_Exercise instructions_: Your answer should be the records, copied exactly, with the pictures removed.

_Records excerpted from a collection_:

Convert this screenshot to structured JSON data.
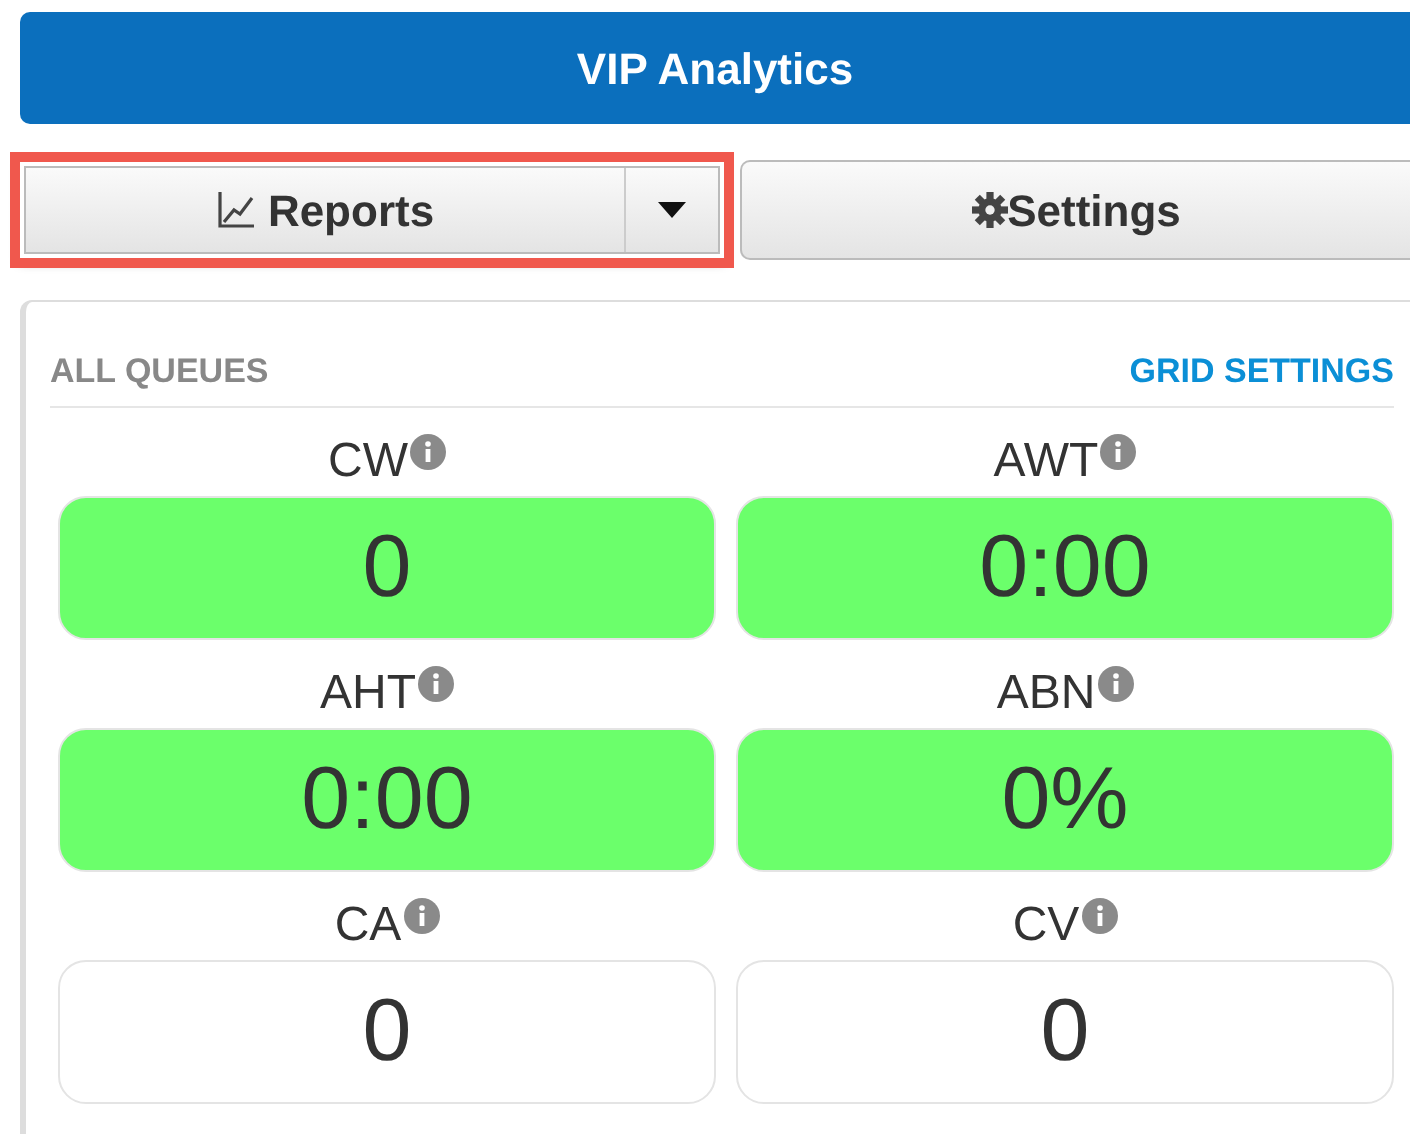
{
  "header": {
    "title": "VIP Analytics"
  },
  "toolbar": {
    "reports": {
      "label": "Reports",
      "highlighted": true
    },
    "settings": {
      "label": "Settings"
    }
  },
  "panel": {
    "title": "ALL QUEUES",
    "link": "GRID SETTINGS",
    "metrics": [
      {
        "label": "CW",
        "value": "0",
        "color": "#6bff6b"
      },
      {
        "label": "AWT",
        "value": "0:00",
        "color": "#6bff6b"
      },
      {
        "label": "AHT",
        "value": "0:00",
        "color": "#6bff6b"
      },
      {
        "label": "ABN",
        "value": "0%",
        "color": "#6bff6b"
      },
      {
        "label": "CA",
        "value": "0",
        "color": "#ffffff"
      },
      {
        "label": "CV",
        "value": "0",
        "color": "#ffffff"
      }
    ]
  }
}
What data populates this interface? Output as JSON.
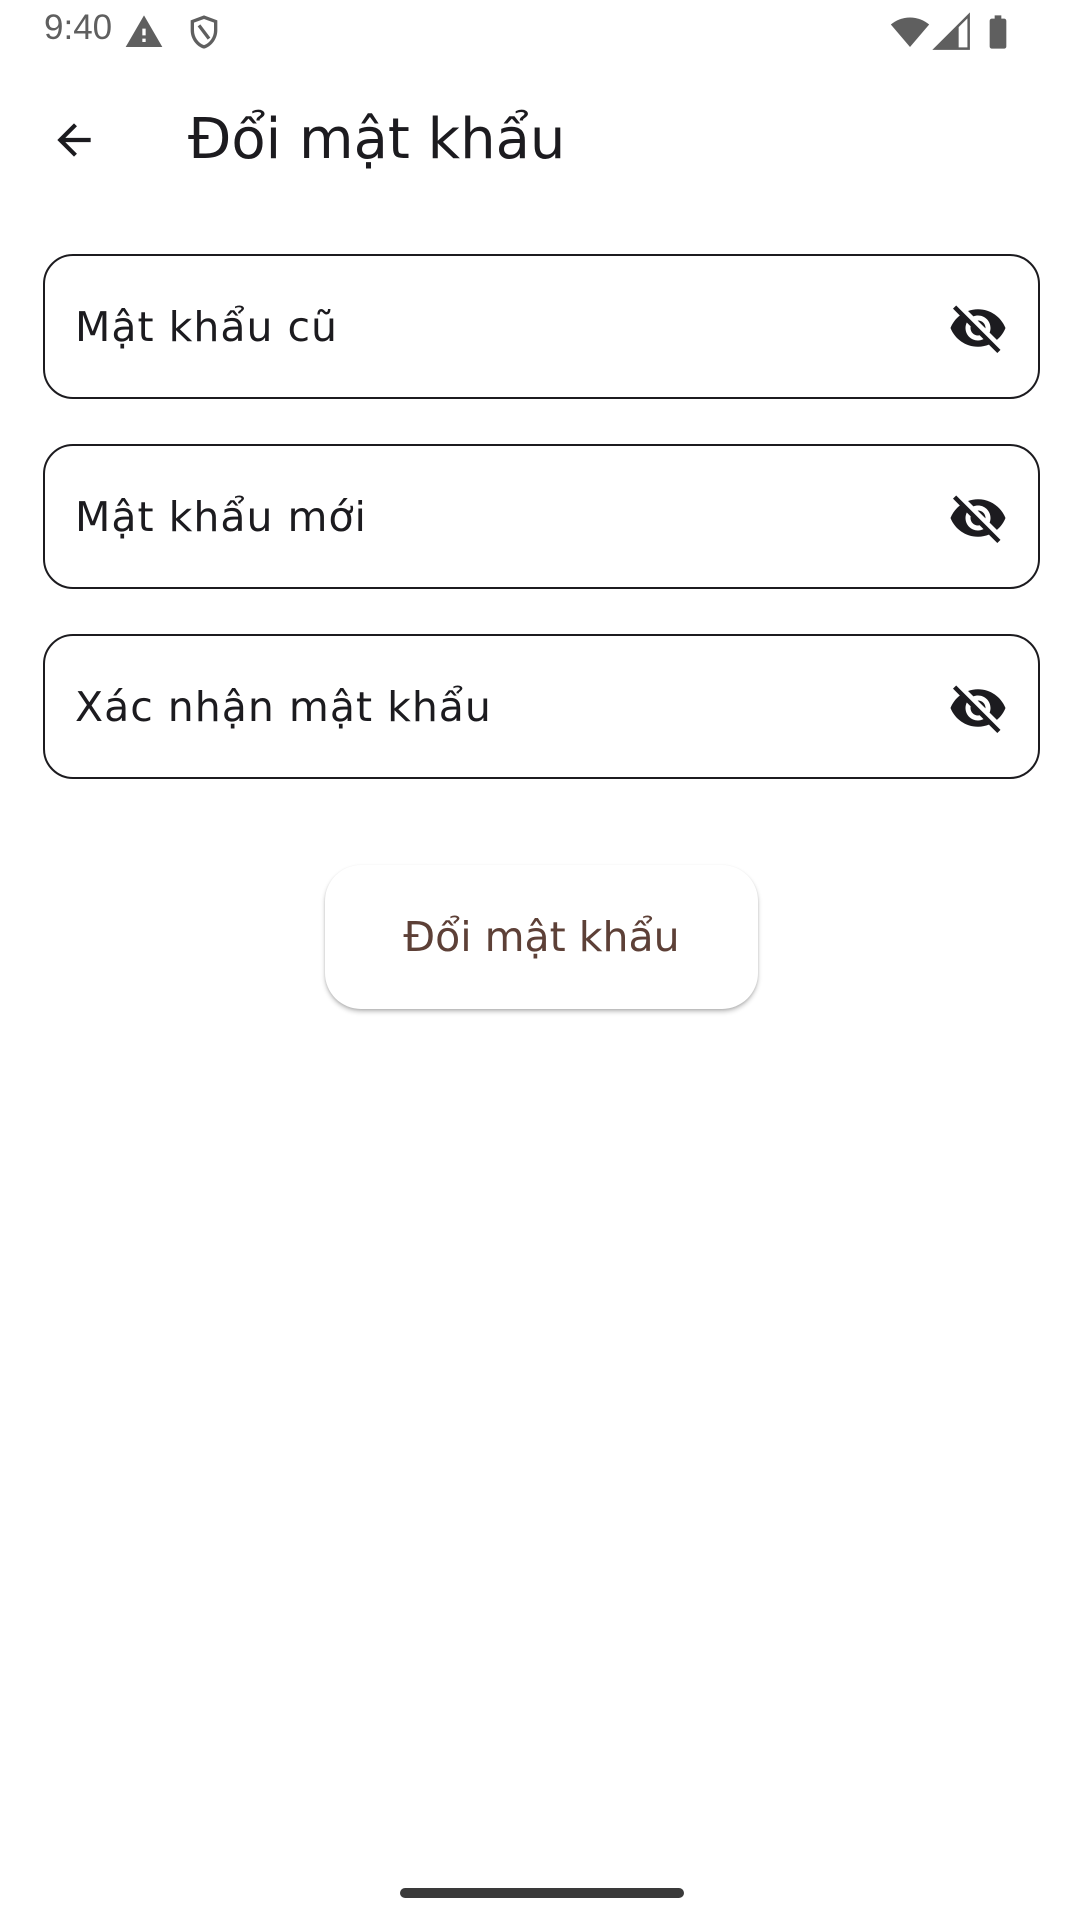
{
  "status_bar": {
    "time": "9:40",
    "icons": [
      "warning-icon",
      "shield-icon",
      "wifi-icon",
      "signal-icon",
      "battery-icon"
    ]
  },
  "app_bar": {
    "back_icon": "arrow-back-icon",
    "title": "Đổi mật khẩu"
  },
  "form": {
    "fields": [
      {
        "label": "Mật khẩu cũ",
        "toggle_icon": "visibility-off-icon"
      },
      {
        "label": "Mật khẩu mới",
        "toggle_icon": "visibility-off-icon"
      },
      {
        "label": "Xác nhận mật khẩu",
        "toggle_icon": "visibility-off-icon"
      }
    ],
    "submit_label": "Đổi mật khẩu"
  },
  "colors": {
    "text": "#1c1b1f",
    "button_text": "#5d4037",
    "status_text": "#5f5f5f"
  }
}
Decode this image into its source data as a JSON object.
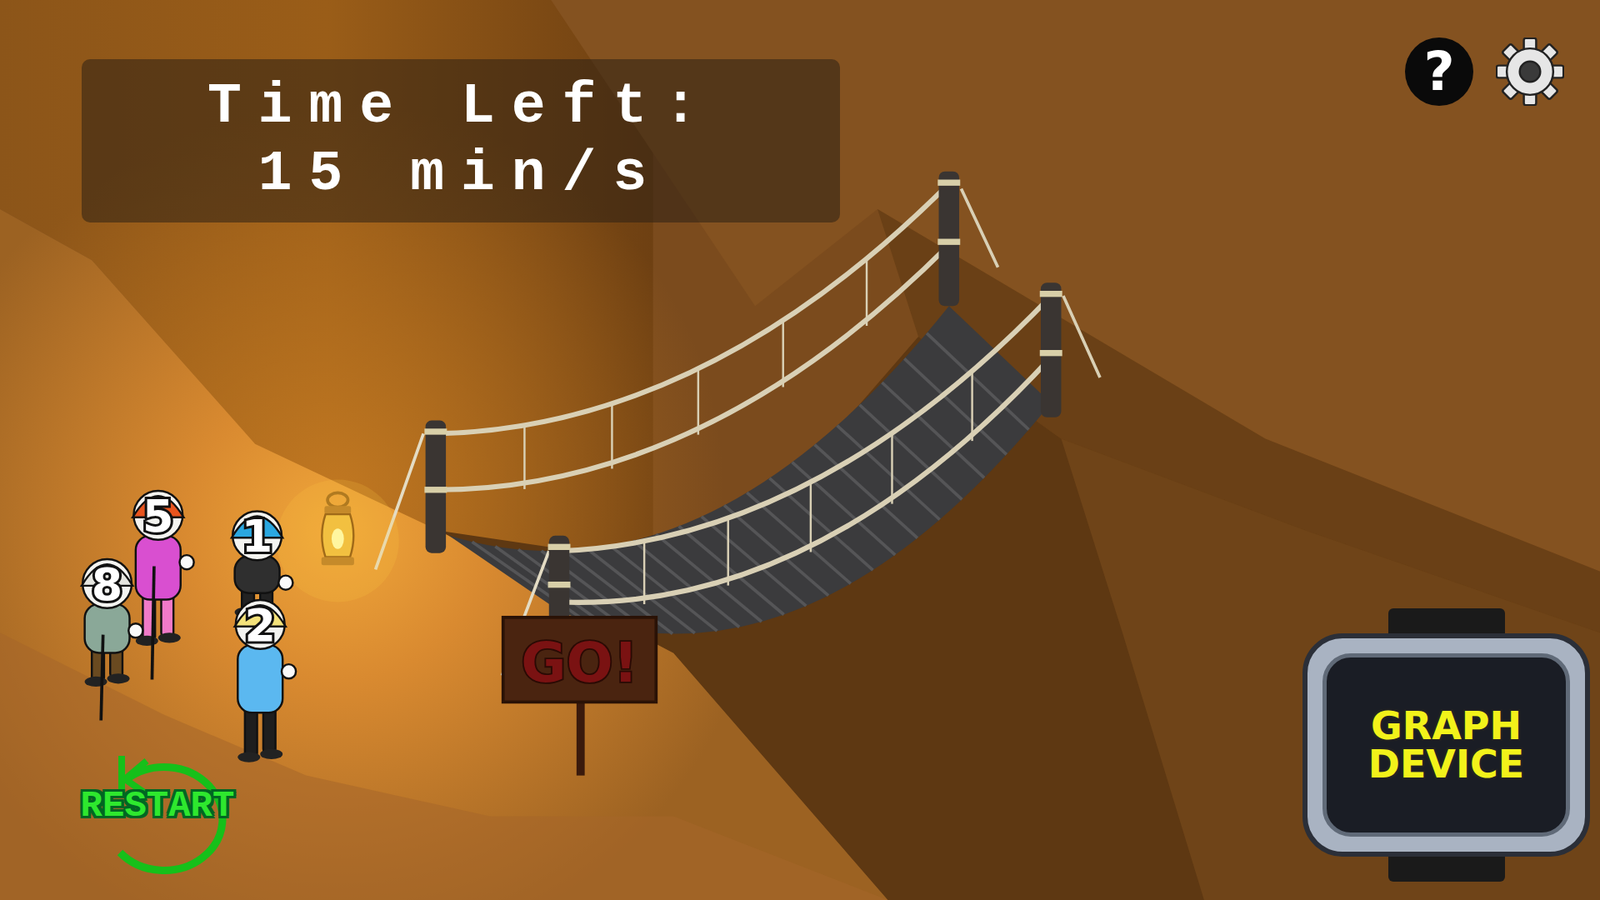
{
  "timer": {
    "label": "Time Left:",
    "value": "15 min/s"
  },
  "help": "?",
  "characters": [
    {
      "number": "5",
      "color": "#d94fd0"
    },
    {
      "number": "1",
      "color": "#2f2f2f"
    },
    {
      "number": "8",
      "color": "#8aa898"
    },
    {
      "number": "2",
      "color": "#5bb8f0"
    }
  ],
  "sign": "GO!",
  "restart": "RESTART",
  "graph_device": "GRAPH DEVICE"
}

_Response for this exercise_:
Convert this screenshot to structured JSON data.
{
  "header": {
    "title": "VIP Analytics"
  },
  "toolbar": {
    "reports": {
      "label": "Reports",
      "highlighted": true
    },
    "settings": {
      "label": "Settings"
    }
  },
  "panel": {
    "title": "ALL QUEUES",
    "link": "GRID SETTINGS",
    "metrics": [
      {
        "label": "CW",
        "value": "0",
        "color": "#6bff6b"
      },
      {
        "label": "AWT",
        "value": "0:00",
        "color": "#6bff6b"
      },
      {
        "label": "AHT",
        "value": "0:00",
        "color": "#6bff6b"
      },
      {
        "label": "ABN",
        "value": "0%",
        "color": "#6bff6b"
      },
      {
        "label": "CA",
        "value": "0",
        "color": "#ffffff"
      },
      {
        "label": "CV",
        "value": "0",
        "color": "#ffffff"
      }
    ]
  }
}
What data populates this interface? Output as JSON.
{
  "status_bar": {
    "time": "9:40",
    "icons": [
      "warning-icon",
      "shield-icon",
      "wifi-icon",
      "signal-icon",
      "battery-icon"
    ]
  },
  "app_bar": {
    "back_icon": "arrow-back-icon",
    "title": "Đổi mật khẩu"
  },
  "form": {
    "fields": [
      {
        "label": "Mật khẩu cũ",
        "toggle_icon": "visibility-off-icon"
      },
      {
        "label": "Mật khẩu mới",
        "toggle_icon": "visibility-off-icon"
      },
      {
        "label": "Xác nhận mật khẩu",
        "toggle_icon": "visibility-off-icon"
      }
    ],
    "submit_label": "Đổi mật khẩu"
  },
  "colors": {
    "text": "#1c1b1f",
    "button_text": "#5d4037",
    "status_text": "#5f5f5f"
  }
}
Decode this image into its source data as a JSON object.
{
  "timer": {
    "label": "Time Left:",
    "value": "15 min/s"
  },
  "help": "?",
  "characters": [
    {
      "number": "5",
      "color": "#d94fd0"
    },
    {
      "number": "1",
      "color": "#2f2f2f"
    },
    {
      "number": "8",
      "color": "#8aa898"
    },
    {
      "number": "2",
      "color": "#5bb8f0"
    }
  ],
  "sign": "GO!",
  "restart": "RESTART",
  "graph_device": "GRAPH DEVICE"
}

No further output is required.